Rice engineers led by materials scientists Pulickel Ajayan and Jun Lou have developed a method to make atom-flat sensors that seamlessly integrate with devices...

Im Focus: Three components on one chip

Scientists at the University of Stuttgart and the Karlsruhe Institute of Technology (KIT) succeed in important further development on the way to quantum Computers.

Quantum computers one day should be able to solve certain computing problems much faster than a classical computer. One of the most promising approaches is...

Im Focus: Substitute for rare earth metal oxides

New Project SNAPSTER: Novel luminescent materials by encapsulating phosphorescent metal clusters with organic liquid crystals

Nowadays energy conversion in lighting and optoelectronic devices requires the use of rare earth oxides.

Im Focus: A bit of a stretch... material that thickens as it's pulled

Scientists have discovered the first synthetic material that becomes thicker - at the molecular level - as it is stretched.

Researchers led by Dr Devesh Mistry from the University of Leeds discovered a new non-porous material that has unique and inherent "auxetic" stretching...

Im Focus: The force of the vacuum

Scientists from the Theory Department of the Max Planck Institute for the Structure and Dynamics of Matter (MPSD) at the Center for Free-Electron Laser Science (CFEL) in Hamburg have shown through theoretical calculations and computer simulations that the force between electrons and lattice distortions in an atomically thin two-dimensional superconductor can be controlled with virtual photons. This could aid the development of new superconductors for energy-saving devices and many other technical applications.

The vacuum is not empty. It may sound like magic to laypeople but it has occupied physicists since the birth of quantum mechanics.

All Focus news of the innovation-report >>>

Anzeige

Anzeige

VideoLinks
Industry & Economy
Event News

New Plastics Economy Investor Forum - Meeting Point for Innovations

10.12.2018 | Event News

EGU 2019 meeting: Media registration now open

06.12.2018 | Event News

Expert Panel on the Future of HPC in Engineering

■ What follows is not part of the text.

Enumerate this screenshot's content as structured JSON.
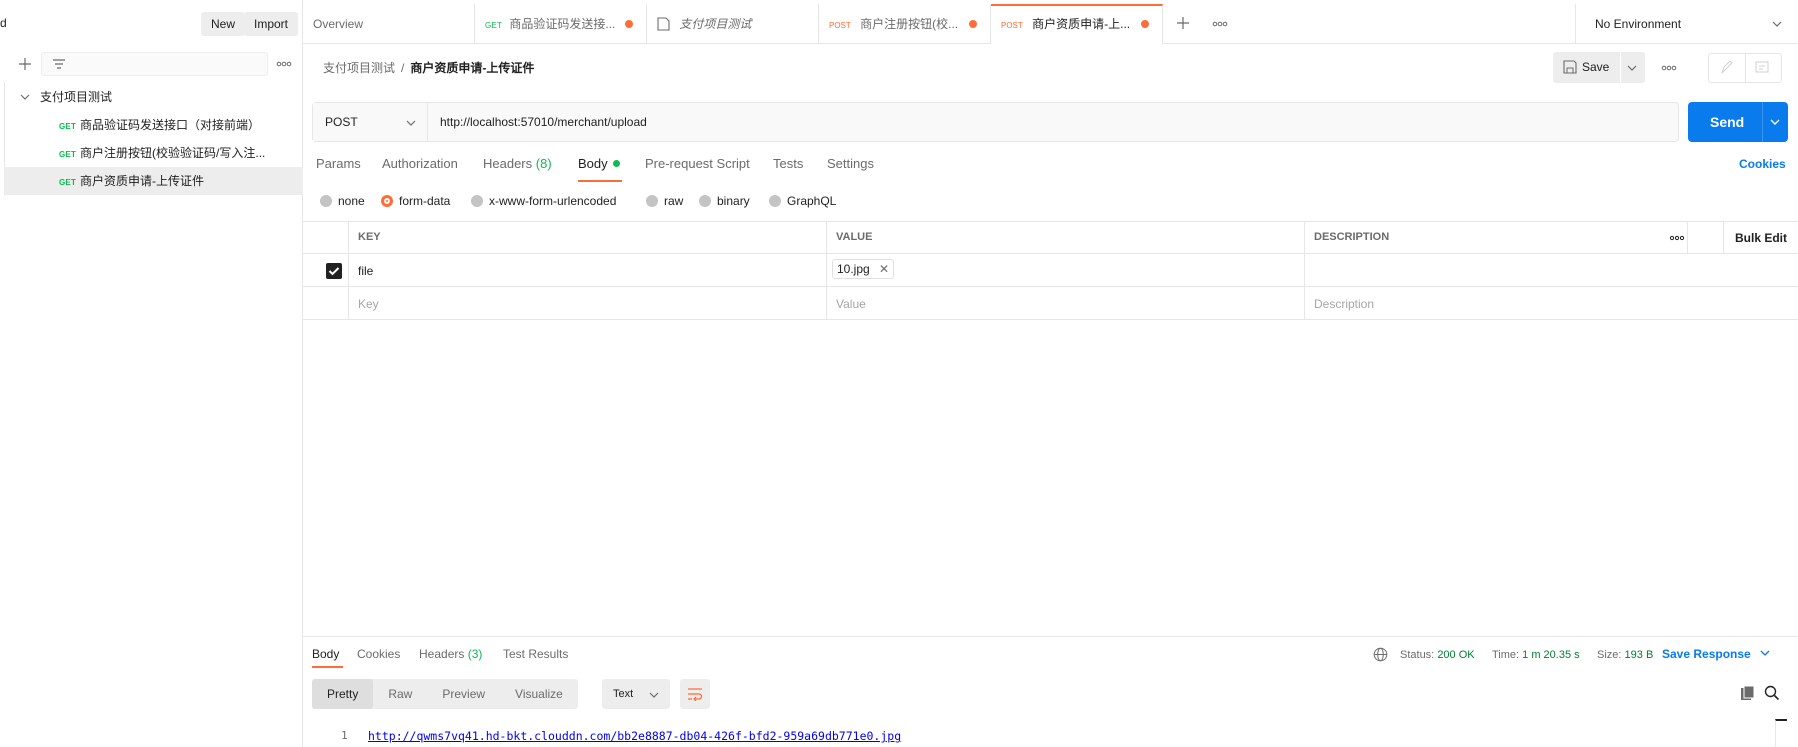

03.12.2018 | Event News

 
Latest News

Some brain tumors may respond to immunotherapy, new study suggests

11.12.2018 | Studies and Analyses

Researchers image atomic structure of important immune regulator

11.12.2018 | Health and Medicine

Physicists edge closer to controlling chemical reactions

11.12.2018 | Physics and Astronomy

VideoLinks
Science & Research
Overview of more VideoLinks >>>